There are two things about the horrible crime in Charleston that I can’t shake just yet.
The first is a witness’s report that the killer spent nearly an hour among his future victims as they held a Bible study and prayer meeting before he began to open fire. We don’t know exactly what they said, but if it was anything like my experiences, it was an hour of lamentation and exhortation, of asking forgiveness and offering praise, of the pain but also the hope we have in this life.
To sit through as much, and still to pull out the weapon and aim it at another human being and pull the trigger, and to aim again and pull the trigger again, and again, and again, and again, and again, and again, and again, and again — it brings to mind the Bible’s description of one whose heart has become calloused, who hardly hears with his ears and has closed his eyes.
The second is a realization that this Father’s Day will be dramatically different for two girls who lost their daddy Wednesday night, and for the man whose son did the killing.
Nine people died in the ambush at Emanuel AME Church, each one precious to friends and family and we who mourn with them. But what hits me hardest is the thought of those two girls waking up Sunday morning and, instead of making a Father’s Day breakfast in bed for their dad, the Rev. Clementa Pinckney, facing a void that stretches from their home to the church where he served and died, and beyond, for the rest of their lives.

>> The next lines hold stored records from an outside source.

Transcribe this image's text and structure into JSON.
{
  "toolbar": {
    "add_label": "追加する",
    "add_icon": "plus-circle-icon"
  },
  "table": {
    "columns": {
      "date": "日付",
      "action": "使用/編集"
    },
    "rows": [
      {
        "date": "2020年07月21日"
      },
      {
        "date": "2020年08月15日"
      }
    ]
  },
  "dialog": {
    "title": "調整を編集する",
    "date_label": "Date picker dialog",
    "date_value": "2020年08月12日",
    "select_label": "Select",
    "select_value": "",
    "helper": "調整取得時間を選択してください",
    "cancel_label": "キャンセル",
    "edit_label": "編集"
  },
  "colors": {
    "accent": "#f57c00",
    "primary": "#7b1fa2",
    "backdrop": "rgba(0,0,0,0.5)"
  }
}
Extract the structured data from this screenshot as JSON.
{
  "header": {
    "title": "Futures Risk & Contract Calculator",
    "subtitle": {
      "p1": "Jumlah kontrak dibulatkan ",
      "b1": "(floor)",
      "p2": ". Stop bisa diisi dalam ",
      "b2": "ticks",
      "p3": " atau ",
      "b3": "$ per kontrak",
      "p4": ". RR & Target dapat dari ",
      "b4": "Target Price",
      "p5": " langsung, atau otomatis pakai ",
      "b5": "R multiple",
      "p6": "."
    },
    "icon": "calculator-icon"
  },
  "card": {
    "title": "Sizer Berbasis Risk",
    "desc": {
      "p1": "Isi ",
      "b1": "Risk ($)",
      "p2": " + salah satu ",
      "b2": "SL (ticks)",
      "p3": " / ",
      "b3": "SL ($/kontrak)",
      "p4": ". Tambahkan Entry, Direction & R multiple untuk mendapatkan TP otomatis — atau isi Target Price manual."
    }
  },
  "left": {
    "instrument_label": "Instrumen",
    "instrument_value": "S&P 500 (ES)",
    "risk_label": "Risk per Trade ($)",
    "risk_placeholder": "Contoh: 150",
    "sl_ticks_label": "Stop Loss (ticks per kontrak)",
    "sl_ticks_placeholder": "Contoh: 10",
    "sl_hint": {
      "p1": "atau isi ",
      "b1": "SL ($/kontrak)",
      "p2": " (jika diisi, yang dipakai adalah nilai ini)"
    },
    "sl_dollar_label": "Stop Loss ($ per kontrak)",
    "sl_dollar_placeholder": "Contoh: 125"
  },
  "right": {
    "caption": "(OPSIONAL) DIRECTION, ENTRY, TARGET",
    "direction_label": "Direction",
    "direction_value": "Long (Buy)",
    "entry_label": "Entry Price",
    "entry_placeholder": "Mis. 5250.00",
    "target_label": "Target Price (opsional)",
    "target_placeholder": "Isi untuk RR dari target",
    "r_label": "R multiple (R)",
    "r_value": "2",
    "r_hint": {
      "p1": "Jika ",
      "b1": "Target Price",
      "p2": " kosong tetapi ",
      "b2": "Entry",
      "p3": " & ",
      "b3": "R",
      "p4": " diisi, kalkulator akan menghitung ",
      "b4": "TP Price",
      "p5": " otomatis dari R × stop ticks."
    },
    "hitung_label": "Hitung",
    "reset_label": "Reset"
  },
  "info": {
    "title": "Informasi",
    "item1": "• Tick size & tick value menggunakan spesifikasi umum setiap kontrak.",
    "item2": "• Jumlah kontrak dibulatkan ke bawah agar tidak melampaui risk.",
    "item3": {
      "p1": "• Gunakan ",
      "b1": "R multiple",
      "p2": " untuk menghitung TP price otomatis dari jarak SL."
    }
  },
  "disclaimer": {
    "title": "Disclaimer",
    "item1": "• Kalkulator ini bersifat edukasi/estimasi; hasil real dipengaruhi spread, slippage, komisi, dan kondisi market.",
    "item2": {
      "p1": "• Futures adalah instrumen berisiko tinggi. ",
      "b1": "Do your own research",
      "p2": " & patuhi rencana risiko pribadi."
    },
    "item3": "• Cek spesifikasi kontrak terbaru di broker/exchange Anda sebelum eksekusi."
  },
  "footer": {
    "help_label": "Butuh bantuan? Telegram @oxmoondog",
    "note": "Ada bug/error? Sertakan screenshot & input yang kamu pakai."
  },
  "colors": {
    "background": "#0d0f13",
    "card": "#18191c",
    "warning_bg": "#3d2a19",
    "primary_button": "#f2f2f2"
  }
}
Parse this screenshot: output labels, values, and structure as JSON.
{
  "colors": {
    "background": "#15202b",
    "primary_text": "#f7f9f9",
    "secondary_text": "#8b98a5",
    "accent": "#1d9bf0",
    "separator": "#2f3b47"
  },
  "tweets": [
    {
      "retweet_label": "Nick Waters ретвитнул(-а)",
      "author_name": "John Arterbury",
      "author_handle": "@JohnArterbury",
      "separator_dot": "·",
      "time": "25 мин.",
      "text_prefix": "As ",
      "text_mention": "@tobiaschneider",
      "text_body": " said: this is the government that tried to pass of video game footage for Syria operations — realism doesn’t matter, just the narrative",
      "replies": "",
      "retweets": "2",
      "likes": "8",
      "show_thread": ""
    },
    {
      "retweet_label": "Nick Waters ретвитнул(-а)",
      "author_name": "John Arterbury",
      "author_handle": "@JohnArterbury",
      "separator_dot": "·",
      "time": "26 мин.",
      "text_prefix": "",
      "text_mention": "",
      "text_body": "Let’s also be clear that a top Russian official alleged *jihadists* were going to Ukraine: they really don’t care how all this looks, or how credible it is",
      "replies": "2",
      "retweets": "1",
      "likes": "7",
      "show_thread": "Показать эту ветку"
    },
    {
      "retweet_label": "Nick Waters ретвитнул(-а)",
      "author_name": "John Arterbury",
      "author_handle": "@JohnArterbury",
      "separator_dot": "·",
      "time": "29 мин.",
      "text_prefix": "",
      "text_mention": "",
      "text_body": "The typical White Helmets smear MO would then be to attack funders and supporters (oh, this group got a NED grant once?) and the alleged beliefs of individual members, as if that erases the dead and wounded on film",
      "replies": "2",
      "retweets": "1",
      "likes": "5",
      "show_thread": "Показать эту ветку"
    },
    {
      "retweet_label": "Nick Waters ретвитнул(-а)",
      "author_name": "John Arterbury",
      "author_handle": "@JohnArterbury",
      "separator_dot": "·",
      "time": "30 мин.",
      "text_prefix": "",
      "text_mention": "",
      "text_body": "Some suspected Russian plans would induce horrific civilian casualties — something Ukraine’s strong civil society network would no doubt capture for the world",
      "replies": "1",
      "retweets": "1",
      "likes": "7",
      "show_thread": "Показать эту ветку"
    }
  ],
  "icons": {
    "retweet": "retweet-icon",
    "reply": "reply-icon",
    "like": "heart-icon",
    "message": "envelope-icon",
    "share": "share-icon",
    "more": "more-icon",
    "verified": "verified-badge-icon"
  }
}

It’s the thought of his dying at the hands of another man’s son, who in relatively short order regressed from high-school dropout to small-time criminal to dabbler in white supremacy to accused mass murderer. And it’s the thoughts his parents must be having today about what they did wrong, as in Lionel Shriver’s chilling novel “We Need to Talk About Kevin.”
This will be my seventh Father’s Day on the receiving end of a Hallmark card, and my sons aren’t yet old enough to have heard about what happened in Charleston.
So they aren’t yet asking why something like this happens, and whether we’ll be safe Sunday morning in our own church, and what makes a kid in America start wearing the flags of apartheid regimes in Africa that ended before he was born.
And I don’t yet have to tell them about the evil in our world, a broken place with a broken human race: an evil that we can’t keep behind bars or end with a lethal injection, an evil we can’t legislate away by banning this kind of weapon or that kind of speech, an evil that infects and disrespects all races, colors and creeds.
I don’t yet have to tell them, with a gulp, that we’ll be just fine Sunday morning, and next Sunday too.
I don’t yet have to tell them that the way we respond to evil far away from us is with more kindness and love toward those near us, that we will know hurt in this world but believe in a God who will deliver us to another place where we’ll know only joy.
Instead, I think I’ll just hug them, and think of Charleston, and squeeze them a little tighter.